WHEN? On June 6, 2018, the Federal Maritime Commission took steps to simplify freight pricing requirements for Non-vessel Operating Common Carriers (“NVOCCs”) by “approving” changes to Negotiated Rate Arrangements (NRAs) and NVOCC Service Arrangements (NSAs). While many NVOCCs are still utilizing the fast disappearing tariff publication methods of meeting the regulatory shipping requirements, it is our opinion that the contemplated changes to NRAs and NSAs will win over the NVOCC community to their almost exclusive usage. While the “Final Rules” were approved, it was clear from the FMC meeting, that the written provisions were still at a drafting stage. In discussions with senior FMC staff, it is our understanding that the so-called “Final Rules” will be going to the Federal Register later this week. By law they are required to be posted on the Federal Register for 30 days before becoming effective. Therefore, a good bet would be that these rules will be effective sometime in the first week of August, 2018.
WHAT WILL NRAs, NSAs LOOK LIKE? The devil is in the details as it is for many other things! As noted above, at the meeting on June 6, 2018, there were no final public versions of rules to address. Rather, the Commission voted on its own proposed rules as propounded in its Docket 17-10 with oral modifications which emanated from the June 6 meeting. The staff was instructed to incorporate those into a final rule. Therefore, the first public viewing of the final version of the rules to modify NRAs and NSAs will be seen later this week when the Final Rules are submitted to the Federal Register. There were some interesting exchanges between Commission members and FMC staff during the June 6 meeting which underscores the possibility that there may be surprises in the Final Rules.
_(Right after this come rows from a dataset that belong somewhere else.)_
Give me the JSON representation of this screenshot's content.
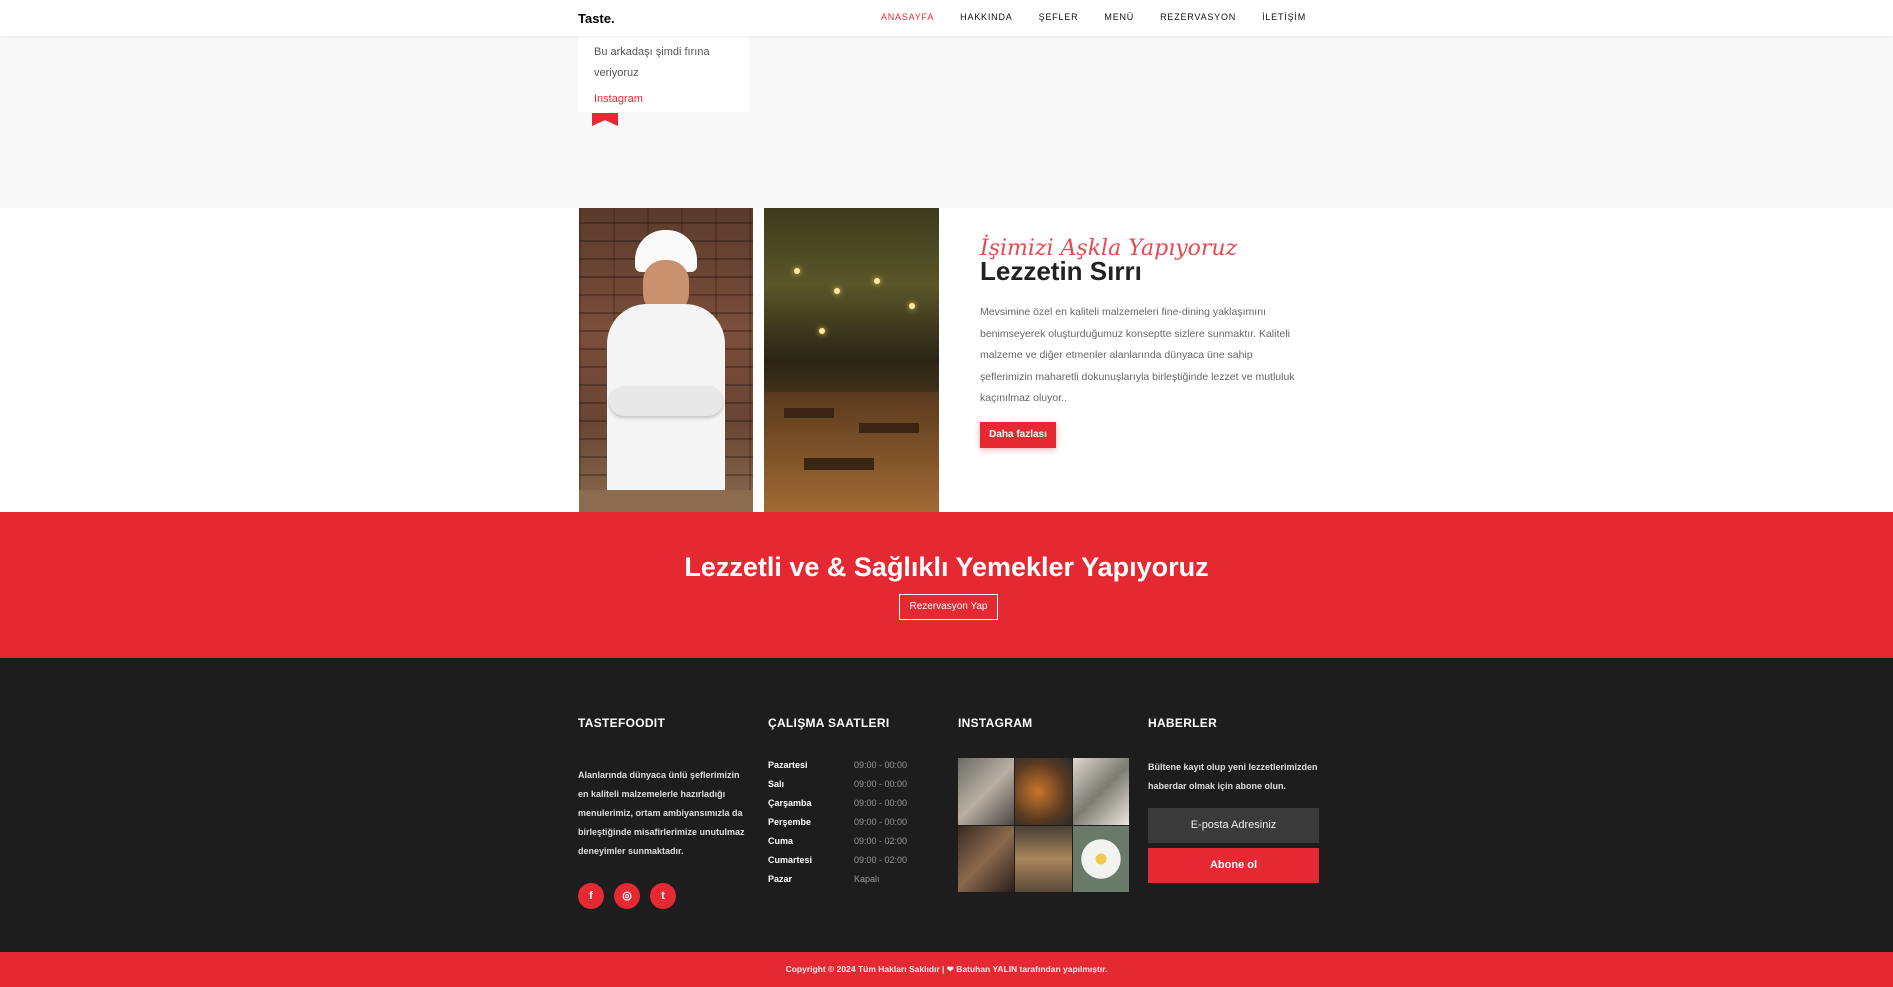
{
  "nav": {
    "brand": "Taste.",
    "items": [
      "ANASAYFA",
      "HAKKINDA",
      "ŞEFLER",
      "MENÜ",
      "REZERVASYON",
      "İLETİŞİM"
    ],
    "active": "ANASAYFA"
  },
  "card": {
    "text_line1": "Bu arkadaşı şimdi fırına",
    "text_line2": "veriyoruz",
    "link": "Instagram"
  },
  "about": {
    "script_title": "İşimizi Aşkla Yapıyoruz",
    "title": "Lezzetin Sırrı",
    "description": "Mevsimine özel en kaliteli malzemeleri fine-dining yaklaşımını benimseyerek oluşturduğumuz konseptte sizlere sunmaktır. Kaliteli malzeme ve diğer etmenler alanlarında dünyaca üne sahip şeflerimizin maharetli dokunuşlarıyla birleştiğinde lezzet ve mutluluk kaçınılmaz oluyor..",
    "button": "Daha fazlası"
  },
  "banner": {
    "title": "Lezzetli ve & Sağlıklı Yemekler Yapıyoruz",
    "button": "Rezervasyon Yap"
  },
  "footer": {
    "about": {
      "heading": "TASTEFOODIT",
      "text": "Alanlarında dünyaca ünlü şeflerimizin en kaliteli malzemelerle hazırladığı menulerimiz, ortam ambiyansımızla da birleştiğinde misafirlerimize unutulmaz deneyimler sunmaktadır.",
      "social": [
        "facebook-icon",
        "instagram-icon",
        "twitter-icon"
      ]
    },
    "hours": {
      "heading": "ÇALIŞMA SAATLERI",
      "rows": [
        {
          "day": "Pazartesi",
          "time": "09:00 - 00:00"
        },
        {
          "day": "Salı",
          "time": "09:00 - 00:00"
        },
        {
          "day": "Çarşamba",
          "time": "09:00 - 00:00"
        },
        {
          "day": "Perşembe",
          "time": "09:00 - 00:00"
        },
        {
          "day": "Cuma",
          "time": "09:00 - 02:00"
        },
        {
          "day": "Cumartesi",
          "time": "09:00 - 02:00"
        },
        {
          "day": "Pazar",
          "time": "Kapalı"
        }
      ]
    },
    "instagram": {
      "heading": "INSTAGRAM"
    },
    "news": {
      "heading": "HABERLER",
      "text": "Bültene kayıt olup yeni lezzetlerimizden haberdar olmak için abone olun.",
      "email_placeholder": "E-posta Adresiniz",
      "subscribe": "Abone ol"
    },
    "copyright": "Copyright © 2024 Tüm Hakları Saklıdır | ❤ Batuhan YALIN tarafından yapılmıştır."
  },
  "colors": {
    "accent": "#e52933",
    "footer_bg": "#1d1d1d",
    "grey_bg": "#f8f8f8"
  }
}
Proposed NRAs. The Commission proposed the following three key changes to NRAs in its Proposed Rulemaking in Docket 17-10 issued November 29, 2017:
a) Would allow NRAs to be amended at any time; (Comment: In the writer’s opinion, not a major deal, since NRAs could be stopped and new one’s issued pretty much at will);
b) Allowing the inclusion of non-rate economic terms in NRAs; (Comment: this is significant in that these changes could have an NRA mirror an NSA and blur the difference between the two); and,
c) Allowing an NVOCC to provide for shipper’s acceptance of the NRA by booking a shipment. (Comment: this was intended to change the requirement that a shipper had to accept the NRA by a writing; at the June 6 meeting, it became clear that the new regulation would still require language on the NRA communication that a booking constituted acceptance by the shipper).
Proposed NSAs. With the Final Rule, the Commission would make NSAs easier to use by removing the filing requirements with the FMC, and the publishing of essential terms requirements. (Comment: this will change the burdensome requirement that an NSA and amendments have to be filed with the Federal Maritime Commission).
Conclusion. The following are my views and concerns with this purported deregulatory process which is about to be implemented and will require analysis when the Final Rules are submitted to the Federal Register:
a) It will be interesting to see next week when the Final Rules are submitted to the Federal Register what the Final Rules will look like, given some of the back and forth at the June 6, 2018 meeting between FMC staff and some of the Commissioners. Will there be more deregulation than what initially seemed the case when the Proposed Rules were issued in November 29, 2017?
b) The Final Rules will dictate whether the apparent blend of the NRAs and NSAs is real. Or will the two be more clearly distinguished in the Final Rules?
c) Are the signature requirements of NSAs sufficient to discourage their use over NRAs which will not require a writing if a booking is made after receipt of an NRA offer?
d) Currently NRAs are not contracts until cargo is tendered by the shipper to the NVOCC. Will this element be changed in the Final Rules?
e) In reviewing the rulemaking history of the current NRAs and NSAs, which are supported by the exemption of specific statutory tariff requirements, it is noted that while NSAs are specifically exempted from 46 U.S. Code § 41104, NRAs are not exempt. 46 U.S. Code § 41104 states:
A common carrier, either alone or in conjunction with any other person, directly or indirectly, may not—(1) allow a person to obtain transportation for property at less than the rates or charges established by the carrier in its tariff or service contract by means of false billing, false classification, false weighing, false measurement, or any other unjust or unfair device or means;
Will this preclude NRAs from offering volume incentive discounts to shippers via NRAs, and only allow this practice via NSAs? It seems odd, but remember that both NSAs and NRAs exist only as exemptions of specific Shipping Act provisions. The above and a myriad of other details still need to be reviewed to determine how the modified NRA and NSA regulations will end up. More to come.